New Testament Jericho sits about twenty or so miles southwest of Jerusalem, so the arrival of Jesus and His disciples there in today’s passage signifies that His trip to Jerusalem is almost over (Mark 10:46). Our Lord has been on His way to Jerusalem from Galilee, a journey of more than one hundred miles, and finally He is almost at His destination. Between Jericho and Jerusalem, He has an encounter that puts His teaching on discipleship into focus.
Mark tells us that on the road from Jericho to Jerusalem, Jesus runs into “Bartimaeus . . . the son of Timaeus” (v. 46). Since Bartimaeus’ name means “son of Timaeus,” Mark’s note of the name’s meaning is unnecessary—unless he is writing for a Gentile audience who does not know Jewish naming conventions.

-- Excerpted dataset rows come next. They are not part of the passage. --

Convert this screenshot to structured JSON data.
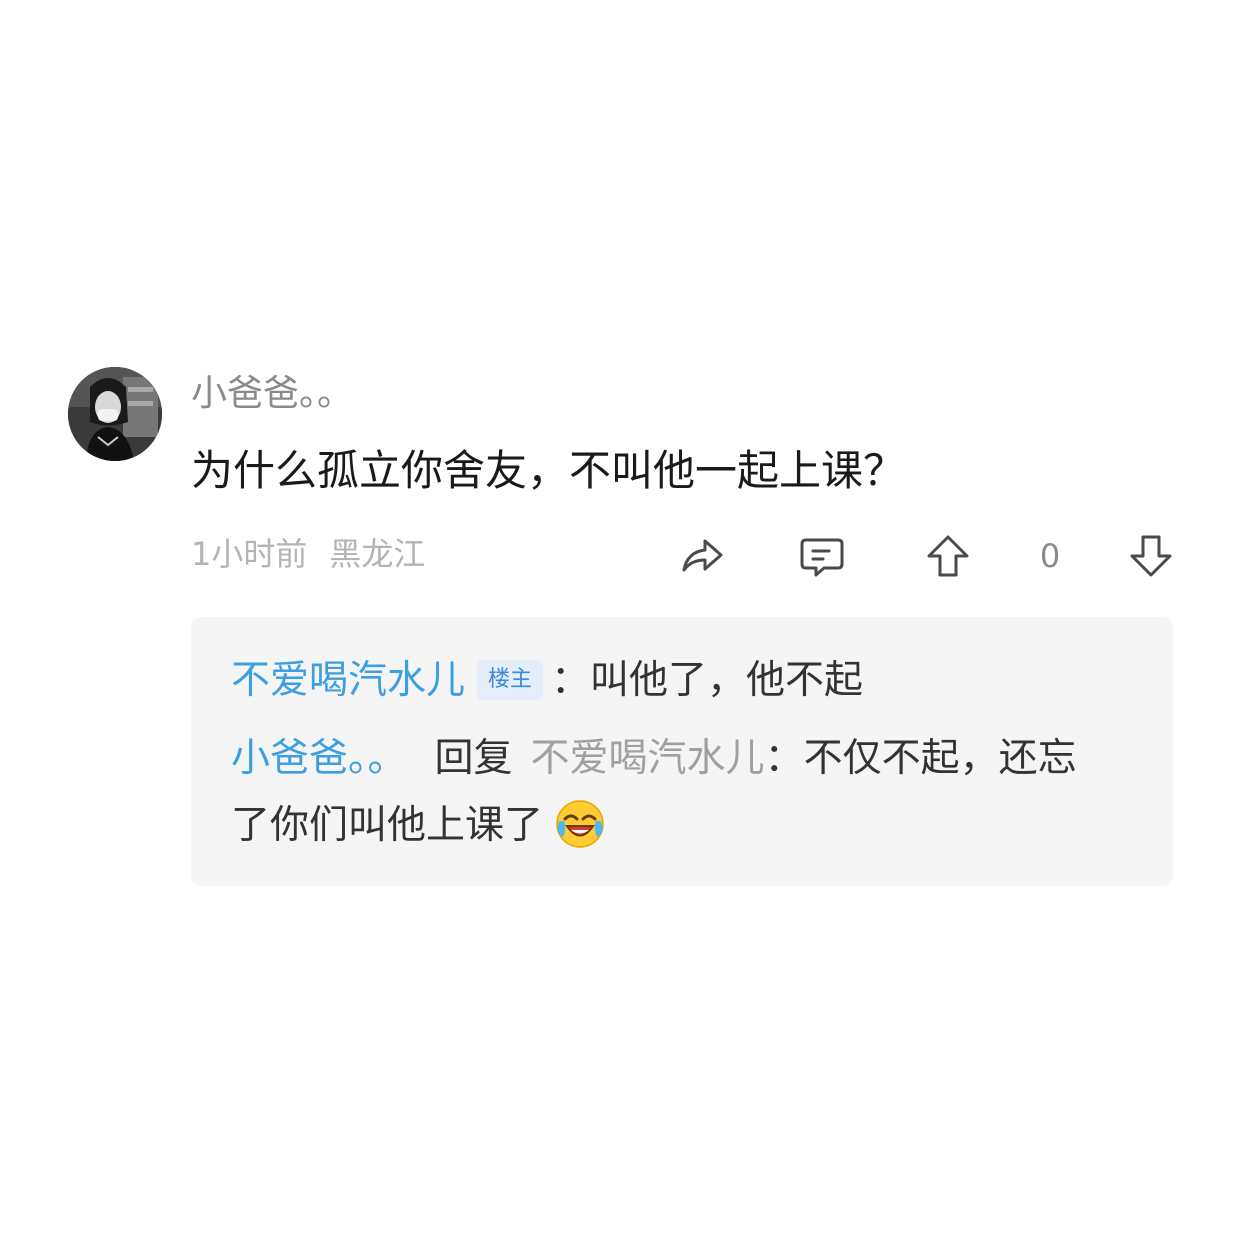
{
  "comment": {
    "username": "小爸爸。。",
    "text": "为什么孤立你舍友，不叫他一起上课？",
    "time": "1小时前",
    "location": "黑龙江",
    "vote_count": "0",
    "icons": {
      "avatar": "avatar-image",
      "share": "share-icon",
      "reply": "comment-bubble-icon",
      "upvote": "arrow-up-icon",
      "downvote": "arrow-down-icon"
    }
  },
  "replies": [
    {
      "author": "不爱喝汽水儿",
      "badge": "楼主",
      "separator": "：",
      "text": "叫他了，他不起"
    },
    {
      "author": "小爸爸。。",
      "reply_word": "回复",
      "reply_to": "不爱喝汽水儿",
      "separator": "：",
      "text_line1": "不仅不起，还忘",
      "text_line2": "了你们叫他上课了",
      "emoji": "laughing-tears-emoji"
    }
  ],
  "colors": {
    "link_blue": "#3d9fe0",
    "badge_bg": "#e3eefa",
    "reply_bg": "#f5f5f5",
    "meta_gray": "#b4b4b4"
  }
}
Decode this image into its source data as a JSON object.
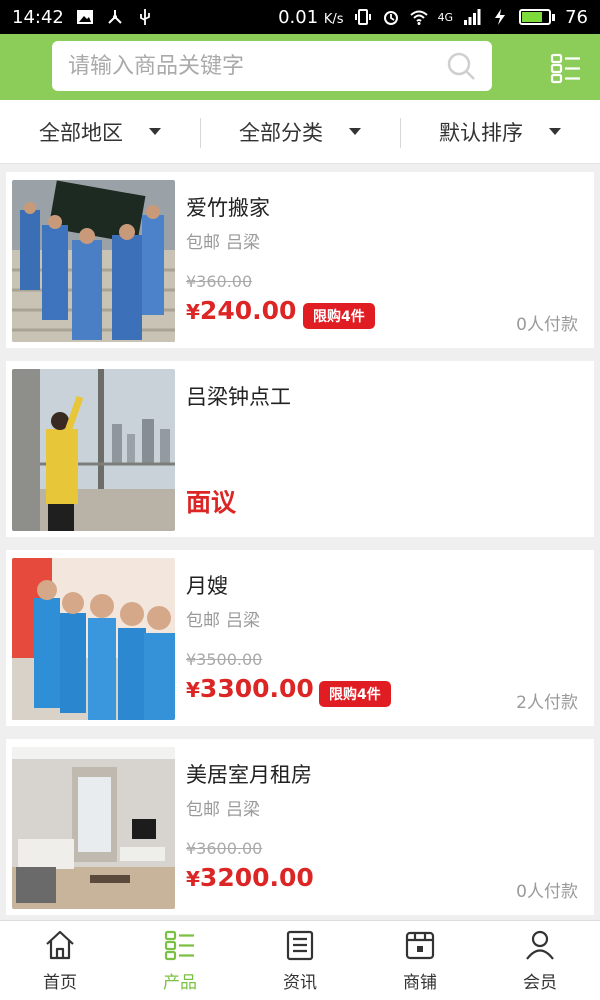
{
  "status_bar": {
    "time": "14:42",
    "net_speed": "0.01",
    "net_unit": "K/s",
    "network": "4G",
    "battery": "76",
    "battery_level": 0.76
  },
  "header": {
    "search_placeholder": "请输入商品关键字",
    "accent_color": "#8ccd5a"
  },
  "filters": [
    {
      "label": "全部地区"
    },
    {
      "label": "全部分类"
    },
    {
      "label": "默认排序"
    }
  ],
  "products": [
    {
      "title": "爱竹搬家",
      "shipping": "包邮",
      "location": "吕梁",
      "original_price": "¥360.00",
      "currency": "¥",
      "price": "240.00",
      "limit": "限购4件",
      "paid": "0人付款"
    },
    {
      "title": "吕梁钟点工",
      "negotiable": "面议"
    },
    {
      "title": "月嫂",
      "shipping": "包邮",
      "location": "吕梁",
      "original_price": "¥3500.00",
      "currency": "¥",
      "price": "3300.00",
      "limit": "限购4件",
      "paid": "2人付款"
    },
    {
      "title": "美居室月租房",
      "shipping": "包邮",
      "location": "吕梁",
      "original_price": "¥3600.00",
      "currency": "¥",
      "price": "3200.00",
      "paid": "0人付款"
    }
  ],
  "tabs": [
    {
      "label": "首页",
      "icon": "home-icon"
    },
    {
      "label": "产品",
      "icon": "list-icon",
      "active": true
    },
    {
      "label": "资讯",
      "icon": "news-icon"
    },
    {
      "label": "商铺",
      "icon": "shop-icon"
    },
    {
      "label": "会员",
      "icon": "user-icon"
    }
  ]
}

Thus, we have further evidence that Mark’s intended audience consists mainly of Gentiles. In any case, Bartimaeus is blind, and he comes to Jesus for help.

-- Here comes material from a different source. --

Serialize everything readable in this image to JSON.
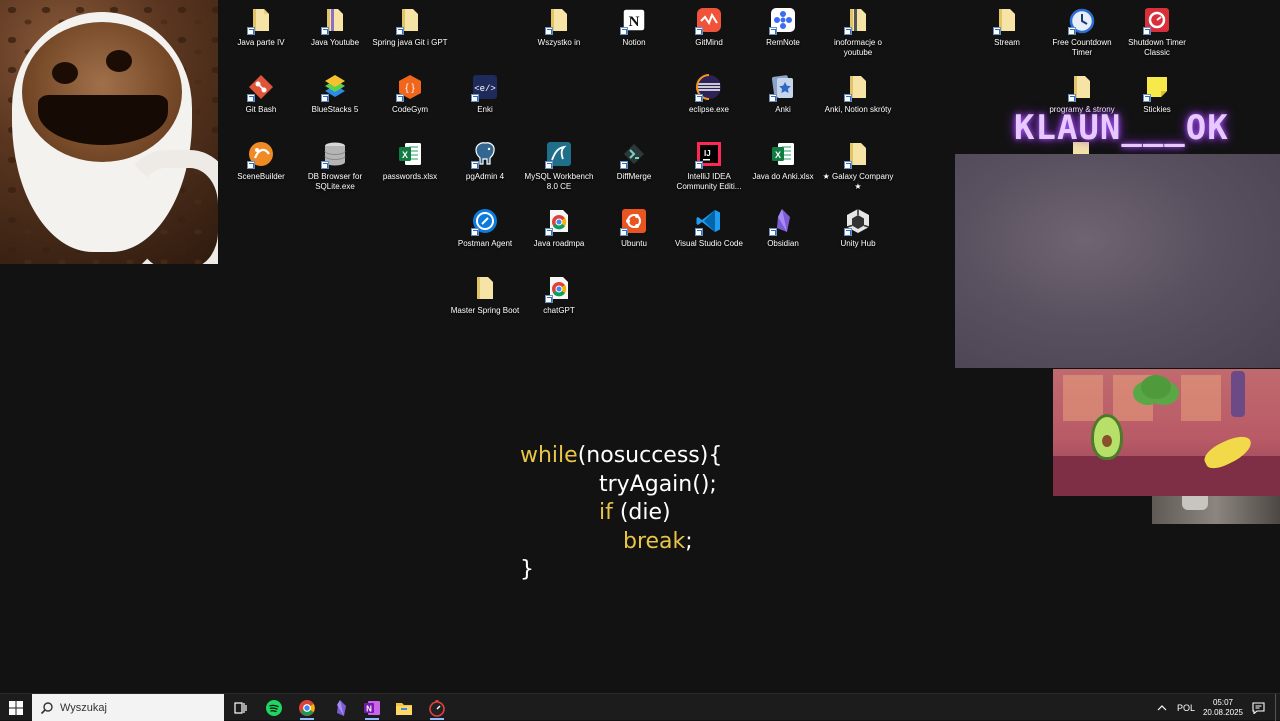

Bartimaeus calls out to Jesus for mercy, calling Him “Son of David” (vv. 47–48). This shows remarkable messianic insight on Bartimaeus’ part, for “Son of David” is a title for the Messiah and Jesus has not been openly revealing His messianic identity (see 8:27–30). Bartimaeus’ request for the restoration of his sight also demonstrates his good understanding of what the Messiah is supposed to do. The prophets associated the work of the Messiah with healing and, indeed, with the re-creation of the entire cosmos (Isa. 65:17–25; see also Rom. 8:18–24). Bartimaeus understands Jesus as the promised Son of David who comes to restore all things, even his lost eyesight.

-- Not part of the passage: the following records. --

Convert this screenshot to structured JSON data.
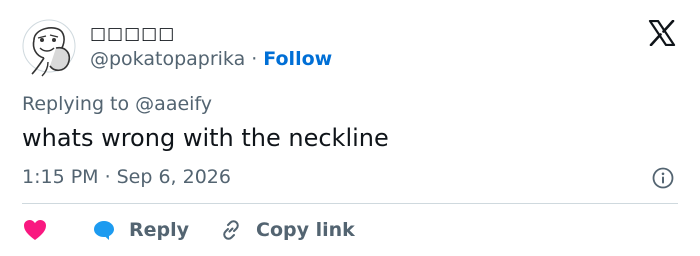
{
  "author": {
    "name": "□□□□□",
    "handle": "@pokatopaprika",
    "follow_label": "Follow"
  },
  "header": {
    "separator": "·"
  },
  "tweet": {
    "replying_prefix": "Replying to",
    "replying_to": "@aaeify",
    "text": "whats wrong with the neckline",
    "time": "1:15 PM",
    "date": "Sep 6, 2026"
  },
  "actions": {
    "reply_label": "Reply",
    "copy_link_label": "Copy link"
  },
  "colors": {
    "like": "#f91880",
    "reply": "#1d9bf0",
    "link": "#006fd6",
    "muted": "#536471",
    "divider": "#cfd9de"
  },
  "icons": [
    "avatar",
    "x-logo-icon",
    "info-icon",
    "heart-icon",
    "reply-bubble-icon",
    "link-icon"
  ]
}
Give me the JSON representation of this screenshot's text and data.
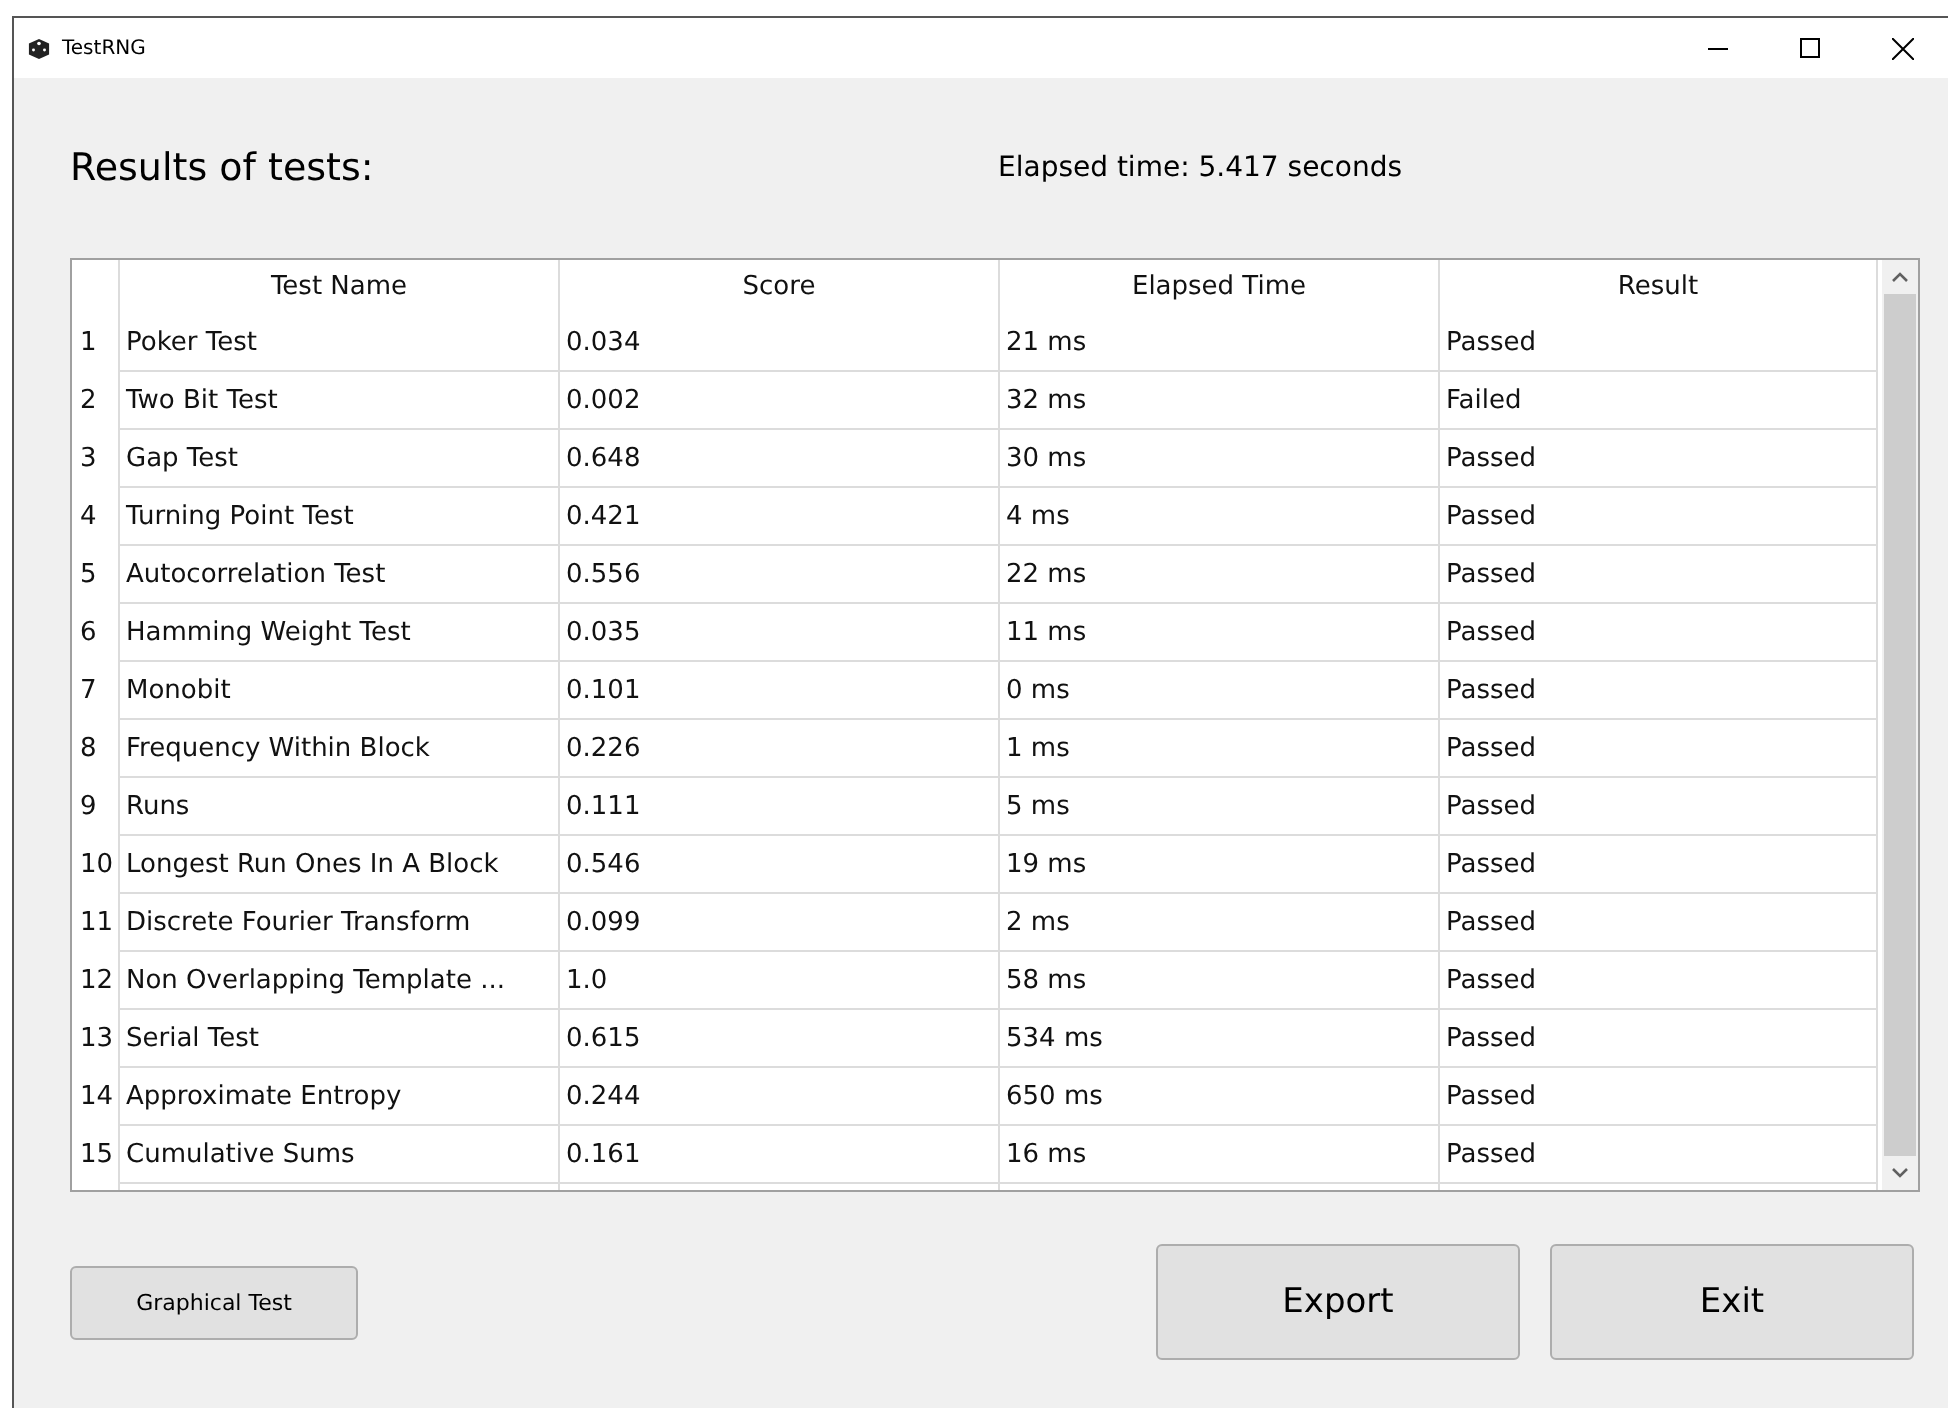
{
  "window": {
    "title": "TestRNG"
  },
  "heading": "Results of tests:",
  "elapsed": "Elapsed time: 5.417 seconds",
  "table": {
    "columns": [
      "Test Name",
      "Score",
      "Elapsed Time",
      "Result"
    ],
    "rows": [
      {
        "number": "1",
        "cells": [
          "Poker Test",
          "0.034",
          "21 ms",
          "Passed"
        ]
      },
      {
        "number": "2",
        "cells": [
          "Two Bit Test",
          "0.002",
          "32 ms",
          "Failed"
        ]
      },
      {
        "number": "3",
        "cells": [
          "Gap Test",
          "0.648",
          "30 ms",
          "Passed"
        ]
      },
      {
        "number": "4",
        "cells": [
          "Turning Point Test",
          "0.421",
          "4 ms",
          "Passed"
        ]
      },
      {
        "number": "5",
        "cells": [
          "Autocorrelation Test",
          "0.556",
          "22 ms",
          "Passed"
        ]
      },
      {
        "number": "6",
        "cells": [
          "Hamming Weight Test",
          "0.035",
          "11 ms",
          "Passed"
        ]
      },
      {
        "number": "7",
        "cells": [
          "Monobit",
          "0.101",
          "0 ms",
          "Passed"
        ]
      },
      {
        "number": "8",
        "cells": [
          "Frequency Within Block",
          "0.226",
          "1 ms",
          "Passed"
        ]
      },
      {
        "number": "9",
        "cells": [
          "Runs",
          "0.111",
          "5 ms",
          "Passed"
        ]
      },
      {
        "number": "10",
        "cells": [
          "Longest Run Ones In A Block",
          "0.546",
          "19 ms",
          "Passed"
        ]
      },
      {
        "number": "11",
        "cells": [
          "Discrete Fourier Transform",
          "0.099",
          "2 ms",
          "Passed"
        ]
      },
      {
        "number": "12",
        "cells": [
          "Non Overlapping Template ...",
          "1.0",
          "58 ms",
          "Passed"
        ]
      },
      {
        "number": "13",
        "cells": [
          "Serial Test",
          "0.615",
          "534 ms",
          "Passed"
        ]
      },
      {
        "number": "14",
        "cells": [
          "Approximate Entropy",
          "0.244",
          "650 ms",
          "Passed"
        ]
      },
      {
        "number": "15",
        "cells": [
          "Cumulative Sums",
          "0.161",
          "16 ms",
          "Passed"
        ]
      }
    ]
  },
  "buttons": {
    "graphical": "Graphical Test",
    "export": "Export",
    "exit": "Exit"
  }
}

What sets Bartimaeus apart as one who exemplifies true discipleship is his request for the restoration of his sight, not special favor in God’s kingdom. Not long before Jesus meets Bartimaeus, the disciples came to Him seeking honor, and Jesus had to explain that honor comes not by seeking it but by serving others (Mark 10:35–45). Bartimaeus does not seek privilege; he simply wants his sight back, and his cry for mercy shows his awareness that his healing is undeserved. He is the picture of the true disciple of Christ, the one who knows that he relies only on grace. Bartimaeus’ status as a disciple of Jesus is confirmed by what he does next. Dr. R.C. Sproul writes in his commentary Mark: “As soon as [Bartimaeus] received his sight, he saw Jesus, and he wanted nothing more than to follow Him to Jerusalem. . . . That is the desire of all who are given eyes to see and ears to hear the truth of the gospel of Jesus Christ.”
When Christ opens the eyes of our hearts to see Him in all His glory, we are moved to serve Him out of gratefulness for His salvation. If we would grow in our obedience this day, we must see Jesus for who He is. Let us pray that God would continue to help us see Him and His glory.
Passages for Further Study